US prosecutors backtracks on Russian spy suspect offering sex for access
Federal prosecutors are backtracking on their allegation that a Russian woman accused of working as a secret agent offered to trade sex for access, according to a Justice Department court filing.
Prosecutors had earlier accused Maria Butina, a gun rights activist in U.S. custody on charges she worked as a covert agent and tried to establish back-channel lines of communication to the Kremlin, of offering to exchange sex for a position with a special interest organization.
The salacious allegation, which immediately escalated the public interest in the case, was based on a series of text messages to and from Butina and other information that prosecutors say they had obtained.
But in a new court filing late Friday, prosecutors said they misinterpreted the messages. They said "even granting that the government's understanding of this particular text conversation was mistaken," there is other evidence to support keeping Butina in custody as the case against her moves forward in Washington.
Butina, 29, was arrested in July and accused of gathering intelligence on American officials and political organizations.
Prosecutors say she used her contacts with the National Rifle Association and the National Prayer Breakfast to develop relationships with U.S. politicians and gather information for Russia.

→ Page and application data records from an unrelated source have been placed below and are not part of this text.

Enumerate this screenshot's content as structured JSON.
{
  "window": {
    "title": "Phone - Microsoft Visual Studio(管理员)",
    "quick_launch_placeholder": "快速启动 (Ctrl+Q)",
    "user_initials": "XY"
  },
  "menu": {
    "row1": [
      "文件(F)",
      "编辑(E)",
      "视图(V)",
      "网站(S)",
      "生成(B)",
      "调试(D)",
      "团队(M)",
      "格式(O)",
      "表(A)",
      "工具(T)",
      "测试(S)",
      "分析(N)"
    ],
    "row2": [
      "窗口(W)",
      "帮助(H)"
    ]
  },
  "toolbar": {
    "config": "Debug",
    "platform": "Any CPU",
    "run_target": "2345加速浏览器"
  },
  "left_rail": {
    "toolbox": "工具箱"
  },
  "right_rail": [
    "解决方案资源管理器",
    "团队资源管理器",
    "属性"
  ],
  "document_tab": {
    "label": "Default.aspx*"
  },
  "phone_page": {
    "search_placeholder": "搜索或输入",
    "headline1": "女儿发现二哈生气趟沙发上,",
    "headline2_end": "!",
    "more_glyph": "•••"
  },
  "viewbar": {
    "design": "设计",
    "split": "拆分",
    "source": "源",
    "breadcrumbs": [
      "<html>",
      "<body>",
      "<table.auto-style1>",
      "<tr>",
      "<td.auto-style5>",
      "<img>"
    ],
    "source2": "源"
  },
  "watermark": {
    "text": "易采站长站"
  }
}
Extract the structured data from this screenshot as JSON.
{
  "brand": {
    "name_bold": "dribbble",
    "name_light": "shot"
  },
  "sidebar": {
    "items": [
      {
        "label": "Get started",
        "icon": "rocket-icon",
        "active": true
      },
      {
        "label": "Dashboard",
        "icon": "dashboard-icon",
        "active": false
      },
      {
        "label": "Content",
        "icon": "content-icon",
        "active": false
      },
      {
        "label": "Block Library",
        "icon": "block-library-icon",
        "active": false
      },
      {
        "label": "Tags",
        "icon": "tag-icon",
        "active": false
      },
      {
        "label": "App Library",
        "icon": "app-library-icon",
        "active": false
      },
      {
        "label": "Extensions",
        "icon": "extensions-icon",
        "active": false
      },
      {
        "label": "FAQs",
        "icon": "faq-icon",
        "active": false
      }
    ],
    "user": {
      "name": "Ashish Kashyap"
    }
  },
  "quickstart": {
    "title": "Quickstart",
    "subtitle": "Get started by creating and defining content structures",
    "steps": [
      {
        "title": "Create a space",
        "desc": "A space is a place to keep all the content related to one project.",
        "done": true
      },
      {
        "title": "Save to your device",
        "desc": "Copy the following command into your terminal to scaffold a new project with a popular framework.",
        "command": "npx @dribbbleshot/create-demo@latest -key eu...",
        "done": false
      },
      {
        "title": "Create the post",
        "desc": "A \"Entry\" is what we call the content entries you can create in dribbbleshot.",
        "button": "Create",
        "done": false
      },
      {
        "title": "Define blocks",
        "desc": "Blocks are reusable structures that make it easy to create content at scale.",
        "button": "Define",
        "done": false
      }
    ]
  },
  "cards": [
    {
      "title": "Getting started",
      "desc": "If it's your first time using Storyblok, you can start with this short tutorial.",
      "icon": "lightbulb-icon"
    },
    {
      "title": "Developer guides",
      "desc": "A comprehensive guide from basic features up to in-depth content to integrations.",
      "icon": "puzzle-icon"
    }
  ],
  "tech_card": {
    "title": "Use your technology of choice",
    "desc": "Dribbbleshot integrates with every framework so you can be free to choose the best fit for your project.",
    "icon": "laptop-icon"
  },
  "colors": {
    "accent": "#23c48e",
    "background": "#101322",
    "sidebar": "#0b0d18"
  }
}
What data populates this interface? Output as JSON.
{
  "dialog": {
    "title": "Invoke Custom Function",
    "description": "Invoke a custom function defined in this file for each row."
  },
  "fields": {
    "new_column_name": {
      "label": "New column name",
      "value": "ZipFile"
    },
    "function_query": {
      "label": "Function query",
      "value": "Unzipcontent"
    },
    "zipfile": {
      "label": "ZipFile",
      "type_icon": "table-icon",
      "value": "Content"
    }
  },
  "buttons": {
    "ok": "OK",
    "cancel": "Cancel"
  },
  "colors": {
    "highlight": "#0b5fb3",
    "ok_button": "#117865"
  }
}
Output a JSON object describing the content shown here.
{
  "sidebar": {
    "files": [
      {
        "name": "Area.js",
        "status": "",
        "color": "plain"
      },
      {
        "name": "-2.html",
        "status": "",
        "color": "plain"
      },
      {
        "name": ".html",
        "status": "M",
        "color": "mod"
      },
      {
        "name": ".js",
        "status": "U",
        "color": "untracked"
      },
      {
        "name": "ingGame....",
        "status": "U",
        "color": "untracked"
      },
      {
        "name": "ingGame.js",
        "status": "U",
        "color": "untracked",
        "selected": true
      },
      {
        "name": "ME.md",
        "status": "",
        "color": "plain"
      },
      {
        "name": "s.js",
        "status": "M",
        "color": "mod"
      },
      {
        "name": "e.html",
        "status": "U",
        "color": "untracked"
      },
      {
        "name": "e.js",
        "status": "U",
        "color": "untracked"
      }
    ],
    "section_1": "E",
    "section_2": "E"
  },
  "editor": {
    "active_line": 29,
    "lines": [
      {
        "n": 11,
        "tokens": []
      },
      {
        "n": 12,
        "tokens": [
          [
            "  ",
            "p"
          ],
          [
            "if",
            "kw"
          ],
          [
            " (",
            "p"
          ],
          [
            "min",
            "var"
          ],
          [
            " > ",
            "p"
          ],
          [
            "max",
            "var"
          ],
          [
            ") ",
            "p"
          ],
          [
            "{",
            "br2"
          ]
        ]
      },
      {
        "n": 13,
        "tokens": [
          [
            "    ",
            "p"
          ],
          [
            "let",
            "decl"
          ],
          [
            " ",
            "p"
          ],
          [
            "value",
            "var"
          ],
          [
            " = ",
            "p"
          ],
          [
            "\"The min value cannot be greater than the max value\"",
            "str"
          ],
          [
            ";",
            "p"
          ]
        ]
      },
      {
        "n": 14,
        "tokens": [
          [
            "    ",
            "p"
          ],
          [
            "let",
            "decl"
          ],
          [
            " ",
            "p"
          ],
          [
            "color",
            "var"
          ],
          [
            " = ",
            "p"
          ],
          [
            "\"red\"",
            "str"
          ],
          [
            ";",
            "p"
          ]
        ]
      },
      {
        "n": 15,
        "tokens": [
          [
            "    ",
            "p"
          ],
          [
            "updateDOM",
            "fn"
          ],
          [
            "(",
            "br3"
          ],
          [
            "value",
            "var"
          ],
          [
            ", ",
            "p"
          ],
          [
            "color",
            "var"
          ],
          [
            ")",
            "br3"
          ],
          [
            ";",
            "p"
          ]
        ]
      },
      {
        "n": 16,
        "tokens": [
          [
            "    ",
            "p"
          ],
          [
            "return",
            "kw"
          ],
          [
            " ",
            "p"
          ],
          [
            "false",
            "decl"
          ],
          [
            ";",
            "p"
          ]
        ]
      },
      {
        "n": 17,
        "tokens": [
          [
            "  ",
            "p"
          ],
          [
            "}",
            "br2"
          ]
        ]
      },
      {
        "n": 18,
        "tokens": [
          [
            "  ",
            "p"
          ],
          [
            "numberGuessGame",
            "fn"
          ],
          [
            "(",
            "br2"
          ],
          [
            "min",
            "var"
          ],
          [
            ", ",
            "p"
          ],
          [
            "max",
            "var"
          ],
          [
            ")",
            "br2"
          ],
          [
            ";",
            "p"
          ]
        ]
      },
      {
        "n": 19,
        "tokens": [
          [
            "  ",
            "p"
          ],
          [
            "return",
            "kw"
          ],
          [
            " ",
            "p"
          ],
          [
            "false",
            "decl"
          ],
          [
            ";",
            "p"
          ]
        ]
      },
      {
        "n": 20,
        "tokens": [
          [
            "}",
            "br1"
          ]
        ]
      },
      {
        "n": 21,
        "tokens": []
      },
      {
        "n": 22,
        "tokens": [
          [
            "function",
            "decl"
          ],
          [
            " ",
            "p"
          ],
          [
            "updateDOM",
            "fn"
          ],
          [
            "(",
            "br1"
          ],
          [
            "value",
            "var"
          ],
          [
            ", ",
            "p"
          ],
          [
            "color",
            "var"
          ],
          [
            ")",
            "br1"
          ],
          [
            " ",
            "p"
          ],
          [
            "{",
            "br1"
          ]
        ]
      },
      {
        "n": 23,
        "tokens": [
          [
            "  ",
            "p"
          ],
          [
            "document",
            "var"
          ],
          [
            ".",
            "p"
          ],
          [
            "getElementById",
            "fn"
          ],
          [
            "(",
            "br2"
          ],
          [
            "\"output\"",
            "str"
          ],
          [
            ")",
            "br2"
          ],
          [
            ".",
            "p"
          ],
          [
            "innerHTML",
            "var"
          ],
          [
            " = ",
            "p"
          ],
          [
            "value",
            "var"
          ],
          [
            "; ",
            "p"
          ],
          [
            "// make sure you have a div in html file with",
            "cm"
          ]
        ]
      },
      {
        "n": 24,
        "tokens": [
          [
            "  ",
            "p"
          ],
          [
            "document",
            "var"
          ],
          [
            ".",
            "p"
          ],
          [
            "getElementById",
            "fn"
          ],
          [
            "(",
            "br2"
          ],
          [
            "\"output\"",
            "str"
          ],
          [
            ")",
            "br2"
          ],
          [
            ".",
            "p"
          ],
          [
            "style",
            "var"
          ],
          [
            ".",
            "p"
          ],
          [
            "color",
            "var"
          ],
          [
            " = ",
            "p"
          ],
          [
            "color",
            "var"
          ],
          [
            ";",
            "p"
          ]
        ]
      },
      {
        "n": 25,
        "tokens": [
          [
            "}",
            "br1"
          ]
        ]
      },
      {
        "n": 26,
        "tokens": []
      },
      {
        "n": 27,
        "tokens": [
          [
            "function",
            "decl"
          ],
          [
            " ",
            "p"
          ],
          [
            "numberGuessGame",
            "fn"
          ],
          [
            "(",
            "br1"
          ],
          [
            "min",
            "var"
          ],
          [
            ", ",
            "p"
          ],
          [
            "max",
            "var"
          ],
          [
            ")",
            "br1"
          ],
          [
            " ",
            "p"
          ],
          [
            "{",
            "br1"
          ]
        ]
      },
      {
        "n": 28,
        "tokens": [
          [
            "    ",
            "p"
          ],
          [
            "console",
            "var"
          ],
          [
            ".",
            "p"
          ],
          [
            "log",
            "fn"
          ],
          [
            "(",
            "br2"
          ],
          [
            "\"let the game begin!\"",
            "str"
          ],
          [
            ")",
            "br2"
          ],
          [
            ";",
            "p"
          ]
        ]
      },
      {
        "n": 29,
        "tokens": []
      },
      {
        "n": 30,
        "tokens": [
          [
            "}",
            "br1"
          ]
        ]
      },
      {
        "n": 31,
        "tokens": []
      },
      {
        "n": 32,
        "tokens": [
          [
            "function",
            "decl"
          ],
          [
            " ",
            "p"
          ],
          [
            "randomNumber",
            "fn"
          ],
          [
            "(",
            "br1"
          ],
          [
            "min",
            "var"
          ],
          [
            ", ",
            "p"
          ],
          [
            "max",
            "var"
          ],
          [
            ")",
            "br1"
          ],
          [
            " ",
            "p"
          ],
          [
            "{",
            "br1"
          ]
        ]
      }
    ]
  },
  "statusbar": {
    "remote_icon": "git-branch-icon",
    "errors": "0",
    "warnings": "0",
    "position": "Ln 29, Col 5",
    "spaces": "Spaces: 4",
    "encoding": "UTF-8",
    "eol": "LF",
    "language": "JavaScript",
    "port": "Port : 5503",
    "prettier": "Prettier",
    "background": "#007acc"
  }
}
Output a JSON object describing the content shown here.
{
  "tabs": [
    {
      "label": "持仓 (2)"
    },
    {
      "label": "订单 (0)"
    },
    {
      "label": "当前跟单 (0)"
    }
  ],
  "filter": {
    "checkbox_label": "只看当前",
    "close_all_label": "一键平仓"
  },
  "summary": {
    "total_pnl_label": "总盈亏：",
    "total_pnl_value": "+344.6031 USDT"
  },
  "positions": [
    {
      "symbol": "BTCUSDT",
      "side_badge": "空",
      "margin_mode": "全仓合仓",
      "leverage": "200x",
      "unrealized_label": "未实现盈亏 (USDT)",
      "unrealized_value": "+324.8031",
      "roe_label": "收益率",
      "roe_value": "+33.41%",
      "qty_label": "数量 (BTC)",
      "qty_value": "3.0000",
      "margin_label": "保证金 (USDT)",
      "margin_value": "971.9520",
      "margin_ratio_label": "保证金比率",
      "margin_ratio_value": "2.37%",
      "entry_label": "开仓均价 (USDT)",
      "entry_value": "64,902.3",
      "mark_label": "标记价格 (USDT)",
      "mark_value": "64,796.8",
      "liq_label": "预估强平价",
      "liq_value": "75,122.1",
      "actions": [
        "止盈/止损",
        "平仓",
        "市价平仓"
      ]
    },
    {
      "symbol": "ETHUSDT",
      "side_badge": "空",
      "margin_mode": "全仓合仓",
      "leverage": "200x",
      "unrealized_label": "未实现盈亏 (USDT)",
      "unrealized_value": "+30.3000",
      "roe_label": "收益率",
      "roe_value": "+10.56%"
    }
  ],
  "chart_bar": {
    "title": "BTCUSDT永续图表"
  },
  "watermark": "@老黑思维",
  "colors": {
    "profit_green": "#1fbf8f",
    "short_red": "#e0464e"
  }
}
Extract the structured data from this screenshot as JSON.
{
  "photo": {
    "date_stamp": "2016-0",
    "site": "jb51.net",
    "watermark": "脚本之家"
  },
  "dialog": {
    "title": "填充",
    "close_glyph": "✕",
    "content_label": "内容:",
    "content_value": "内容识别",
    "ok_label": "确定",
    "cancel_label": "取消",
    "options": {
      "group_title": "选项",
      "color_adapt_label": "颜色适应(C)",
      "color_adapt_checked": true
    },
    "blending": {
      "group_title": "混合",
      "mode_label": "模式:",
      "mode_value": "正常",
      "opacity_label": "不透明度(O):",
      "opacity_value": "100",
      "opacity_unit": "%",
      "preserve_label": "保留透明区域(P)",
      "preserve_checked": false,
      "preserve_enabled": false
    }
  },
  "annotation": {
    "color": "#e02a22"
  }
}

They also say she used her role as a student at American University in Washington as a cover for her activities.
The case is being handled by the U.S. attorney for the District of Columbia and not by special counsel Robert Mueller, who has been leading an investigation into possible coordination between Russia and Donald Trump's Republican presidential campaign as well as Russian interference in the 2016 US election. The filing came ahead of a status hearing in her case scheduled for Monday.
Butina's lawyer, Robert Driscoll, had strongly denied the accusation and said the government had relied on an "innocuous" 3-year-old text message exchange between Butina and a longtime friend, assistant and public relations professional for a gun rights group that she had founded.